Definition: “A type of levy that governments use to increase their revenues without raising the ire of taxpayers. Compared to income taxes and property taxes, stealth taxes are smaller and less visible, so they are less likely to attract attention or spark protest. Examples of stealth taxes include sales taxes, value added taxes, tobacco taxes, liquor taxes, air travel taxes and gasoline taxes.”


The key to a successful stealth tax is to bury it without upsetting the masses. Stealth by its very definition means hidden. The better hidden, the better chance that it will be paid without someone noticing – more importantly, without costing anyone votes.

It’s all about the money. 

Governments need money. One source of taxation is from income. This is too obvious to the majority of the population. Try raising an income tax and your chance of re-election is diminished. Bury that tax in a toll road, baseball ticket, cable bill, home purchases or insurance legislation and two things happen – first, it’s not as obvious to detect (stealth) and second, someone else can take the blame.

The irony is that every level of government is hurting financially although income taxes and stealth taxes have risen steadily. In a few years, the interest on the national debt will exceed military spending. You can only hide taxes so long – stealth is soon to be exposed.

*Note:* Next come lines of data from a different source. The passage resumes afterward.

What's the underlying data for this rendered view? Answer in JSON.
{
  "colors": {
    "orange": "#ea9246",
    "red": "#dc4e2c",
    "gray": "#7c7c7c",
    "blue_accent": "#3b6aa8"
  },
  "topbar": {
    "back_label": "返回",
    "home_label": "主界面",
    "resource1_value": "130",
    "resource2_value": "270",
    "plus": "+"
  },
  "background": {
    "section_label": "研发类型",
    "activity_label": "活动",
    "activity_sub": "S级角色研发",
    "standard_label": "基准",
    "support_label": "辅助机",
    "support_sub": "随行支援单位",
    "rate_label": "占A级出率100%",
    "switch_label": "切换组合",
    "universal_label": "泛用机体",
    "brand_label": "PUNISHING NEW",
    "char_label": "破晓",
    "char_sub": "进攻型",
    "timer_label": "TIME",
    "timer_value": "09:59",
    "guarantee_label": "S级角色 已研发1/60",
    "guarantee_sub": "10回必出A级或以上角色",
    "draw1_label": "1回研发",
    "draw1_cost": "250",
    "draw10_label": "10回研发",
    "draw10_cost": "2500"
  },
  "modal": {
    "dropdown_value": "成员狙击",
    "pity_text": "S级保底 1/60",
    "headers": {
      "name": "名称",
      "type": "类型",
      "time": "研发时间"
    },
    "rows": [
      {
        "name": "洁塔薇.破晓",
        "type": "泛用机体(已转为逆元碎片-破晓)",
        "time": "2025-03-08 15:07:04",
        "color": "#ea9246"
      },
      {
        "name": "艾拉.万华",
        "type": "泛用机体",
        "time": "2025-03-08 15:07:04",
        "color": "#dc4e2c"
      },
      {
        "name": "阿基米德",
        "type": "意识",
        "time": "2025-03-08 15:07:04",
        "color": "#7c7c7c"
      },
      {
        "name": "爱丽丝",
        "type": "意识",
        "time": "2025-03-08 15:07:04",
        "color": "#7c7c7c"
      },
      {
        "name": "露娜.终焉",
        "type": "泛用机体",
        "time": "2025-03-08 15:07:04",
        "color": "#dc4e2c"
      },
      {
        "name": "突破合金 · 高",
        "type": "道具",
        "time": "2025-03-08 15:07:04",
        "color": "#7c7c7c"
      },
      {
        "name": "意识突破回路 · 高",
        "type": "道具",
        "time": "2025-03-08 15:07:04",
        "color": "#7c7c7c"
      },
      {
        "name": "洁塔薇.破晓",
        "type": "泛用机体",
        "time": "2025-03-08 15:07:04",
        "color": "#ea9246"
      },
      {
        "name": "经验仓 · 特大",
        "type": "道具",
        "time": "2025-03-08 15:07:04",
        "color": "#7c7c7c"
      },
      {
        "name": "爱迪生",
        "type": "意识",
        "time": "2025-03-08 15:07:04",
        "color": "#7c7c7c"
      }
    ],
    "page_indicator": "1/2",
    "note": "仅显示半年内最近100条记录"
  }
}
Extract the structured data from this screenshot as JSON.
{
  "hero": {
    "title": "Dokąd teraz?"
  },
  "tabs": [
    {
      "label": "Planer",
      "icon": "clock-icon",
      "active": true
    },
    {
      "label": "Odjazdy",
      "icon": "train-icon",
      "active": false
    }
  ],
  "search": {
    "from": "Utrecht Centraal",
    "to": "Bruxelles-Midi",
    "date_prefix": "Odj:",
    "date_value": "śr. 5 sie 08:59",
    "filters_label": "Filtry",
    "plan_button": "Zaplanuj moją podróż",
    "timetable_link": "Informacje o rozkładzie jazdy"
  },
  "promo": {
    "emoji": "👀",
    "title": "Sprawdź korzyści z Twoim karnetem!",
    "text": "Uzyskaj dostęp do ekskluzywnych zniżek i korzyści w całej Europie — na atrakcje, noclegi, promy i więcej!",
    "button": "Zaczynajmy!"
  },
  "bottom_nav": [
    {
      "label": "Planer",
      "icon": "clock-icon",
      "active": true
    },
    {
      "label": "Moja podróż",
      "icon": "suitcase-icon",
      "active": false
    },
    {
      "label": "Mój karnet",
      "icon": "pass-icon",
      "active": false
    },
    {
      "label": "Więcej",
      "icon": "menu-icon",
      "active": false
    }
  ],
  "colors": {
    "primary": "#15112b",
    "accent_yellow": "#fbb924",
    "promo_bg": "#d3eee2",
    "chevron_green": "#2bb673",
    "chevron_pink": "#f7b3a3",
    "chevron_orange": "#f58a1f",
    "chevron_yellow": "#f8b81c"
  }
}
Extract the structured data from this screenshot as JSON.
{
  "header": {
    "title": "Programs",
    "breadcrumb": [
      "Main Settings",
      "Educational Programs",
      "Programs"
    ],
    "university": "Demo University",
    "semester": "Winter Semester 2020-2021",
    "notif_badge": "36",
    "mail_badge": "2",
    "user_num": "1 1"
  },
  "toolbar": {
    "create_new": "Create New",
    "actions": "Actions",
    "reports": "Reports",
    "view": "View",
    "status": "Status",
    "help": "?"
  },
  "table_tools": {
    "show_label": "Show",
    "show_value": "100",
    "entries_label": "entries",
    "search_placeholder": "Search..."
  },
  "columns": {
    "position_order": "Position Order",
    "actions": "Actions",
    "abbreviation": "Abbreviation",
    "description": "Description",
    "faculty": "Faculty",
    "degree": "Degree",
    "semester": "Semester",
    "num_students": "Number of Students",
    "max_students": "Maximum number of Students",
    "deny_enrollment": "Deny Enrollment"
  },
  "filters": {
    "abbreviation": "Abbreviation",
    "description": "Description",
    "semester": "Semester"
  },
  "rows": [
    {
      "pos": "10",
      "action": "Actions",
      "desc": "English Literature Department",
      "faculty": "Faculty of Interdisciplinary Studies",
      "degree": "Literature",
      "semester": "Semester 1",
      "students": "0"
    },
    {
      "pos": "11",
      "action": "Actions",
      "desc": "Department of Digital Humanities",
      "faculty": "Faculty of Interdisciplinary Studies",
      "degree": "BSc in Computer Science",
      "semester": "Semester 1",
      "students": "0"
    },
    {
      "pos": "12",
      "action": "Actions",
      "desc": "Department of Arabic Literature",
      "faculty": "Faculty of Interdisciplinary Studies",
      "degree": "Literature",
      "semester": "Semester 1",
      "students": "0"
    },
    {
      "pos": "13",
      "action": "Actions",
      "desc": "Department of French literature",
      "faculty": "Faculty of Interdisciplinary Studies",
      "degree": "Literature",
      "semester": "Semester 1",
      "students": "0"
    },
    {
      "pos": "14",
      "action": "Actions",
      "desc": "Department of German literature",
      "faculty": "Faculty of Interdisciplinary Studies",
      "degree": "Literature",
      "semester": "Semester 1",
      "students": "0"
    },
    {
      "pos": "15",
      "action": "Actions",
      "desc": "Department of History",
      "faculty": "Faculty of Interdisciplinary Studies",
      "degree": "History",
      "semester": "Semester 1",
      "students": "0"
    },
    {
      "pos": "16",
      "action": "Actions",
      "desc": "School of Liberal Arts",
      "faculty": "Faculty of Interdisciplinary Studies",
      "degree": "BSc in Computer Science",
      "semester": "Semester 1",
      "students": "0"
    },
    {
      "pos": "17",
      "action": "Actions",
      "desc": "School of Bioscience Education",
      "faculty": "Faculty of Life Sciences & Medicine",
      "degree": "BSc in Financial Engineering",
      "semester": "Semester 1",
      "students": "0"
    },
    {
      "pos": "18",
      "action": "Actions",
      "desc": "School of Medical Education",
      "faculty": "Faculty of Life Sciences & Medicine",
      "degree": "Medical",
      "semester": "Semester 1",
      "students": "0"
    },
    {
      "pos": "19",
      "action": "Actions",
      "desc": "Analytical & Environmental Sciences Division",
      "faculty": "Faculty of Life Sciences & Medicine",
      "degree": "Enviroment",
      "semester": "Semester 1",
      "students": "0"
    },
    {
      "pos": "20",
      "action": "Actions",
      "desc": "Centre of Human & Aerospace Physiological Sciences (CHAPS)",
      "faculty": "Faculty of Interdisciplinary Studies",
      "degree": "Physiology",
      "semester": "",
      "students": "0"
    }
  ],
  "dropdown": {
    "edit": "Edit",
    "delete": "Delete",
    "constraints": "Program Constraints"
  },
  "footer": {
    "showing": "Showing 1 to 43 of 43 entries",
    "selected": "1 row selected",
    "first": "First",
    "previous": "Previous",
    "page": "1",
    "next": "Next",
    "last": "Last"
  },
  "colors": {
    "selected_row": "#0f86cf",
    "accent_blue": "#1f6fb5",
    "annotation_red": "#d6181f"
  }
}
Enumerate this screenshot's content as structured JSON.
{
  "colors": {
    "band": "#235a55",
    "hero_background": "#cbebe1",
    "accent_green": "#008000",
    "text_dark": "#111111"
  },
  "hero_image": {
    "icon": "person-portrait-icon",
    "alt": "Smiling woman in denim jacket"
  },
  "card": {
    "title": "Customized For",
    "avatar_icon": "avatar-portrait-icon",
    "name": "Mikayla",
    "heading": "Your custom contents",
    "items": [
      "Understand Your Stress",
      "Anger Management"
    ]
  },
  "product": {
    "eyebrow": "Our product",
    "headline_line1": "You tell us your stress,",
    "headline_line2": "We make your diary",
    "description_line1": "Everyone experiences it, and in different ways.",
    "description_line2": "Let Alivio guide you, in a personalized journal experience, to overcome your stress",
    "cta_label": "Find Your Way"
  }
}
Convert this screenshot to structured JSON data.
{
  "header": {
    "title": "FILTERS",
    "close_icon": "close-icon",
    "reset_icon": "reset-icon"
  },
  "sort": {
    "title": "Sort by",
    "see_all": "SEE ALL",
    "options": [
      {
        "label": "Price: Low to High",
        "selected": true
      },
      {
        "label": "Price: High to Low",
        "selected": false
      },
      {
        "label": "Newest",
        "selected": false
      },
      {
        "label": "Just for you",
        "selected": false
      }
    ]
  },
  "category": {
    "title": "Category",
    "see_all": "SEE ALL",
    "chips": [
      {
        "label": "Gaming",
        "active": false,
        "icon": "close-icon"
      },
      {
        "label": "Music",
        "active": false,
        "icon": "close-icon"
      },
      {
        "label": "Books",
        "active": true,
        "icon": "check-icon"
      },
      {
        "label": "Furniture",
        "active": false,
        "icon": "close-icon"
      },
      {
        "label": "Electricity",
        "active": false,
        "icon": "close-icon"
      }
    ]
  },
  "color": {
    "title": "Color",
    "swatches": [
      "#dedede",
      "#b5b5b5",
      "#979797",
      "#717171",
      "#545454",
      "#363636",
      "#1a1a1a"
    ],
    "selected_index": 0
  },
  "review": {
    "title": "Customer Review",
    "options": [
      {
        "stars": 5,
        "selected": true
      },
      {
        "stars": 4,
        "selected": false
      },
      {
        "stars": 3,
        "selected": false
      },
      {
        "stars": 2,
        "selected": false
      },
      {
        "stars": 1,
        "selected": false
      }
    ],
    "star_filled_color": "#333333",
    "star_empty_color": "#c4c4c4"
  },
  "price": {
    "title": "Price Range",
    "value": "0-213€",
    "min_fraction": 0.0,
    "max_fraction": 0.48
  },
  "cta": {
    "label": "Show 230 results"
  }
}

It’s about the money. 

Like clean water, oil and food, that resource is now in short supply.

Mark Schuster, Partner